⟨

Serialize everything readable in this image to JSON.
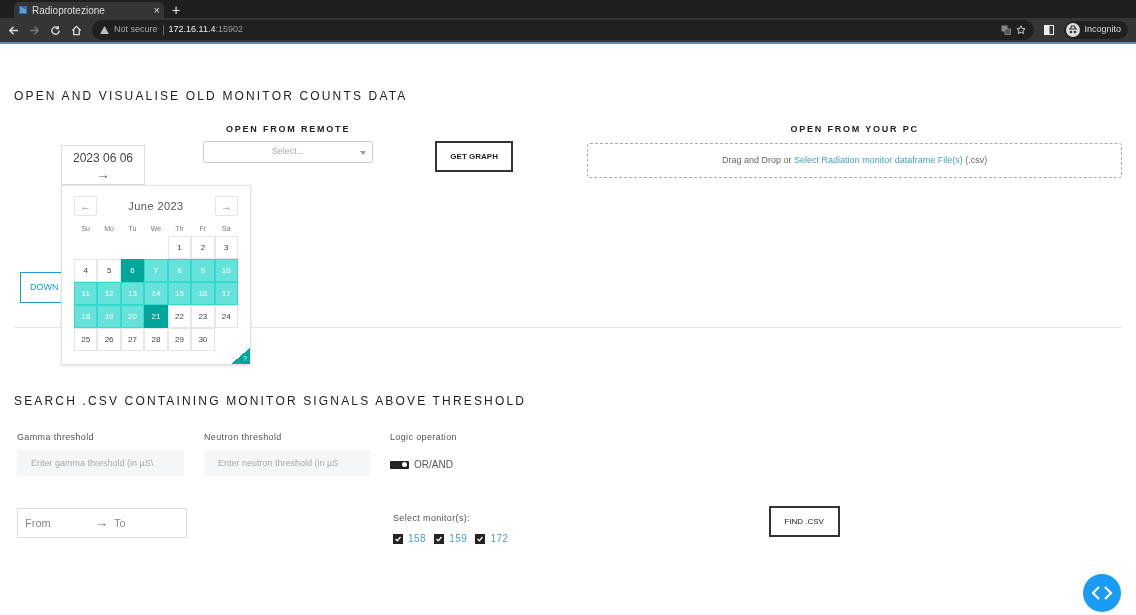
{
  "browser": {
    "tab_title": "Radioprotezione",
    "tab_close": "×",
    "new_tab": "+",
    "security": "Not secure",
    "url_host": "172.16.11.4",
    "url_port": ":15902",
    "profile": "Incognito"
  },
  "open_section": {
    "title": "OPEN AND VISUALISE OLD MONITOR COUNTS DATA",
    "date_picker": {
      "value": "2023 06 06",
      "arrow": "→"
    },
    "remote": {
      "label": "OPEN FROM REMOTE",
      "placeholder": "Select..."
    },
    "get_graph": "GET GRAPH",
    "pc": {
      "label": "OPEN FROM YOUR PC",
      "prefix": "Drag and Drop or ",
      "link": "Select Radiation monitor dataframe File(s)",
      "suffix": " (.csv)"
    },
    "download": "DOWN"
  },
  "calendar": {
    "prev": "←",
    "next": "→",
    "month": "June 2023",
    "weekdays": [
      "Su",
      "Mo",
      "Tu",
      "We",
      "Th",
      "Fr",
      "Sa"
    ],
    "help": "?",
    "weeks": [
      [
        {
          "day": "1",
          "selected": false,
          "in_range": false
        },
        {
          "day": "2",
          "selected": false,
          "in_range": false
        },
        {
          "day": "3",
          "selected": false,
          "in_range": false
        }
      ],
      [
        {
          "day": "4",
          "selected": false,
          "in_range": false
        },
        {
          "day": "5",
          "selected": false,
          "in_range": false
        },
        {
          "day": "6",
          "selected": true,
          "in_range": false
        },
        {
          "day": "7",
          "selected": false,
          "in_range": true
        },
        {
          "day": "8",
          "selected": false,
          "in_range": true
        },
        {
          "day": "9",
          "selected": false,
          "in_range": true
        },
        {
          "day": "10",
          "selected": false,
          "in_range": true
        }
      ],
      [
        {
          "day": "11",
          "selected": false,
          "in_range": true
        },
        {
          "day": "12",
          "selected": false,
          "in_range": true
        },
        {
          "day": "13",
          "selected": false,
          "in_range": true
        },
        {
          "day": "14",
          "selected": false,
          "in_range": true
        },
        {
          "day": "15",
          "selected": false,
          "in_range": true
        },
        {
          "day": "16",
          "selected": false,
          "in_range": true
        },
        {
          "day": "17",
          "selected": false,
          "in_range": true
        }
      ],
      [
        {
          "day": "18",
          "selected": false,
          "in_range": true
        },
        {
          "day": "19",
          "selected": false,
          "in_range": true
        },
        {
          "day": "20",
          "selected": false,
          "in_range": true
        },
        {
          "day": "21",
          "selected": true,
          "in_range": false
        },
        {
          "day": "22",
          "selected": false,
          "in_range": false
        },
        {
          "day": "23",
          "selected": false,
          "in_range": false
        },
        {
          "day": "24",
          "selected": false,
          "in_range": false
        }
      ],
      [
        {
          "day": "25",
          "selected": false,
          "in_range": false
        },
        {
          "day": "26",
          "selected": false,
          "in_range": false
        },
        {
          "day": "27",
          "selected": false,
          "in_range": false
        },
        {
          "day": "28",
          "selected": false,
          "in_range": false
        },
        {
          "day": "29",
          "selected": false,
          "in_range": false
        },
        {
          "day": "30",
          "selected": false,
          "in_range": false
        }
      ]
    ]
  },
  "search_section": {
    "title": "SEARCH .CSV CONTAINING MONITOR SIGNALS ABOVE THRESHOLD",
    "gamma": {
      "label": "Gamma threshold",
      "placeholder": "Enter gamma threshold (in µS\\"
    },
    "neutron": {
      "label": "Neutron threshold",
      "placeholder": "Enter neutron threshold (in µS"
    },
    "logic": {
      "label": "Logic operation",
      "on": true,
      "text": "OR/AND"
    },
    "range": {
      "from": "From",
      "arrow": "→",
      "to": "To"
    },
    "monitors_label": "Select monitor(s):",
    "monitors": [
      {
        "label": "158",
        "checked": true
      },
      {
        "label": "159",
        "checked": true
      },
      {
        "label": "172",
        "checked": true
      }
    ],
    "find": "FIND .CSV"
  }
}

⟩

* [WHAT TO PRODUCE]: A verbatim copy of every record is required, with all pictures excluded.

* [ANSWER BOX]:
Serialize everything readable in this image to JSON.
{
  "browser": {
    "tab_title": "Radioprotezione",
    "tab_close": "×",
    "new_tab": "+",
    "security": "Not secure",
    "url_host": "172.16.11.4",
    "url_port": ":15902",
    "profile": "Incognito"
  },
  "open_section": {
    "title": "OPEN AND VISUALISE OLD MONITOR COUNTS DATA",
    "date_picker": {
      "value": "2023 06 06",
      "arrow": "→"
    },
    "remote": {
      "label": "OPEN FROM REMOTE",
      "placeholder": "Select..."
    },
    "get_graph": "GET GRAPH",
    "pc": {
      "label": "OPEN FROM YOUR PC",
      "prefix": "Drag and Drop or ",
      "link": "Select Radiation monitor dataframe File(s)",
      "suffix": " (.csv)"
    },
    "download": "DOWN"
  },
  "calendar": {
    "prev": "←",
    "next": "→",
    "month": "June 2023",
    "weekdays": [
      "Su",
      "Mo",
      "Tu",
      "We",
      "Th",
      "Fr",
      "Sa"
    ],
    "help": "?",
    "weeks": [
      [
        {
          "day": "1",
          "selected": false,
          "in_range": false
        },
        {
          "day": "2",
          "selected": false,
          "in_range": false
        },
        {
          "day": "3",
          "selected": false,
          "in_range": false
        }
      ],
      [
        {
          "day": "4",
          "selected": false,
          "in_range": false
        },
        {
          "day": "5",
          "selected": false,
          "in_range": false
        },
        {
          "day": "6",
          "selected": true,
          "in_range": false
        },
        {
          "day": "7",
          "selected": false,
          "in_range": true
        },
        {
          "day": "8",
          "selected": false,
          "in_range": true
        },
        {
          "day": "9",
          "selected": false,
          "in_range": true
        },
        {
          "day": "10",
          "selected": false,
          "in_range": true
        }
      ],
      [
        {
          "day": "11",
          "selected": false,
          "in_range": true
        },
        {
          "day": "12",
          "selected": false,
          "in_range": true
        },
        {
          "day": "13",
          "selected": false,
          "in_range": true
        },
        {
          "day": "14",
          "selected": false,
          "in_range": true
        },
        {
          "day": "15",
          "selected": false,
          "in_range": true
        },
        {
          "day": "16",
          "selected": false,
          "in_range": true
        },
        {
          "day": "17",
          "selected": false,
          "in_range": true
        }
      ],
      [
        {
          "day": "18",
          "selected": false,
          "in_range": true
        },
        {
          "day": "19",
          "selected": false,
          "in_range": true
        },
        {
          "day": "20",
          "selected": false,
          "in_range": true
        },
        {
          "day": "21",
          "selected": true,
          "in_range": false
        },
        {
          "day": "22",
          "selected": false,
          "in_range": false
        },
        {
          "day": "23",
          "selected": false,
          "in_range": false
        },
        {
          "day": "24",
          "selected": false,
          "in_range": false
        }
      ],
      [
        {
          "day": "25",
          "selected": false,
          "in_range": false
        },
        {
          "day": "26",
          "selected": false,
          "in_range": false
        },
        {
          "day": "27",
          "selected": false,
          "in_range": false
        },
        {
          "day": "28",
          "selected": false,
          "in_range": false
        },
        {
          "day": "29",
          "selected": false,
          "in_range": false
        },
        {
          "day": "30",
          "selected": false,
          "in_range": false
        }
      ]
    ]
  },
  "search_section": {
    "title": "SEARCH .CSV CONTAINING MONITOR SIGNALS ABOVE THRESHOLD",
    "gamma": {
      "label": "Gamma threshold",
      "placeholder": "Enter gamma threshold (in µS\\"
    },
    "neutron": {
      "label": "Neutron threshold",
      "placeholder": "Enter neutron threshold (in µS"
    },
    "logic": {
      "label": "Logic operation",
      "on": true,
      "text": "OR/AND"
    },
    "range": {
      "from": "From",
      "arrow": "→",
      "to": "To"
    },
    "monitors_label": "Select monitor(s):",
    "monitors": [
      {
        "label": "158",
        "checked": true
      },
      {
        "label": "159",
        "checked": true
      },
      {
        "label": "172",
        "checked": true
      }
    ],
    "find": "FIND .CSV"
  }
}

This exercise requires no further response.